   var myOptions = {
        zoom: 7,
        mapTypeId: google.maps.MapTypeId.ROADMAP,
        center: chicago
   map = new google.maps.Map(document.getElementById("map_canvas"), myOptions);
   // Initialize the directions renderer.

   // Place our initial locations into the waypoints list, and calculate route.
   placeMarker("Chicago, IL");
   placeMarker("St. Louis, MO");

   // Setup listener to add a new location for each map click.
   google.maps.event.addListener(map, 'click', function(event) {placeMarker(event.latLng);});

This initialize() function is used to setup the page elements. It initializes the map and directions services, and then adds a couple default destinations (Chicago and St. Louis) to our list of destinations before calculating the route. It then registers a callback to append a new destination to the end of the list when the map is clicked. The "directionsPanel" div is an empty div on the bottom-right of the page used to print out the step-by-step directions.

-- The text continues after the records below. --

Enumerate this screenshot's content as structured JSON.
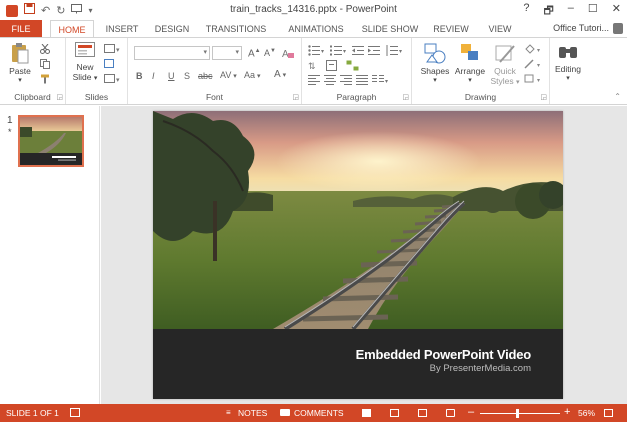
{
  "titlebar": {
    "title": "train_tracks_14316.pptx - PowerPoint",
    "qat_icons": [
      "powerpoint-logo-icon",
      "save-icon",
      "undo-icon",
      "redo-icon",
      "start-slideshow-icon",
      "customize-qat-icon"
    ],
    "help": "?",
    "restore": "🗗",
    "minimize": "–",
    "maximize": "☐",
    "close": "✕"
  },
  "tabs": {
    "file": "FILE",
    "home": "HOME",
    "insert": "INSERT",
    "design": "DESIGN",
    "transitions": "TRANSITIONS",
    "animations": "ANIMATIONS",
    "slideshow": "SLIDE SHOW",
    "review": "REVIEW",
    "view": "VIEW",
    "account": "Office Tutori..."
  },
  "ribbon": {
    "clipboard": {
      "label": "Clipboard",
      "paste": "Paste"
    },
    "slides": {
      "label": "Slides",
      "new_slide_line1": "New",
      "new_slide_line2": "Slide"
    },
    "font": {
      "label": "Font",
      "bold": "B",
      "italic": "I",
      "underline": "U",
      "strike": "S",
      "shadow": "abc",
      "spacing": "AV",
      "case": "Aa",
      "color": "A"
    },
    "paragraph": {
      "label": "Paragraph"
    },
    "drawing": {
      "label": "Drawing",
      "shapes": "Shapes",
      "arrange": "Arrange",
      "quick_styles_line1": "Quick",
      "quick_styles_line2": "Styles"
    },
    "editing": {
      "label": "Editing"
    }
  },
  "thumbnails": {
    "slide_number": "1",
    "marker": "*"
  },
  "slide": {
    "caption_title": "Embedded PowerPoint Video",
    "caption_sub": "By PresenterMedia.com"
  },
  "statusbar": {
    "slide_of": "SLIDE 1 OF 1",
    "notes": "NOTES",
    "comments": "COMMENTS",
    "zoom_minus": "–",
    "zoom_plus": "+",
    "zoom": "56%",
    "zoom_level": 0.56
  },
  "colors": {
    "accent": "#d24726",
    "caption_bg": "#262626"
  }
}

The callback code to add a new destination is as follows:

// Add a new waypoint at the specified location, and recalculate path.
function placeMarker(location) {

It is fairly simple in its operation. The one thing that should be noted is that Google uses the DirectionsWaypoint class for waypoints, and so we must add an object containing a location and whether it is a stopover (whether it is an actual destination between the origin and ending point).

Then, finally, the code to plot the directions is:

// Calculate directions between a set of waypoints.
function calcRoute() {
   // Get which method of travel is to be used.
   var selectedMode = document.getElementById("mode").value
   // Calculate directions and display results.
   var request = {
        travelMode: google.maps.DirectionsTravelMode[selectedMode],
        waypoints: waypts.slice(1,waypts.length-1)
   directionsService.route(request, function(response, status) {
        if (status == google.maps.DirectionsStatus.OK) {

   // Print waypoint information into the waypoint panel in the top-right.
   var waypointPanel  = document.getElementById("waypointsPanel");
   waypointPanel.innerHTML = "";
   for(var x=0; x < waypts.length; x++) {
        waypointPanel.innerHTML += "<b> WP" + (x+1) + ": </b>" + waypts[x].location + "<br>";

This code sends a request to the Google directions service to find a path between the waypoints, prints the results to the map and the "directionsPanel" div, and then prints out each waypoint to see on the "waypointsPanel" div.

However, I quickly discovered that Google limits the free API to only allow 8 waypoints to be sent to the DirectionsService (which is Google's class for finding a path through a set of waypoints) for route fitting. Premiere customers can have up to 23 waypoints, but either way I didn't like the limitation and wanted to find the path between an unlimited number of waypoints. I thought of many possible solutions, but the most effective seemed to be to rewrite a couple of Google's classes to break apart the waypoints into groups of 8, send the query to Google's DirectionsService, and then append them all into a single PolyLine.

Of course, after rewriting this code, I will probably have to rewrite the code for DirectionsRenderer (which is Google's class for displaying the step-by-step directions for a given route) because I am unsure of where the limitations are placed. My guess would be that the DirectionsService contains the limitation because that is where most of the work is being done, but I didn't want to waste too much time trying to link together all of the DirectionsResult's that are returned from DirectionsService (and if they both contain the limitation, then I would have wasted a lot of time). Mainly, I didn't know what fields I would have to update in order to allow the DirectionsRenderer to not yell at me when it tried to do its work. And, besides, if I write my own version of the class, I can then customize the output to however I want. All of the pertinent information is contained in the DirectionsResult's that will be returned from each query to the DirectionsService, so it should be a simple matter of displaying the results in a visually-appealing way.

Anyway, my next post will detail my progress.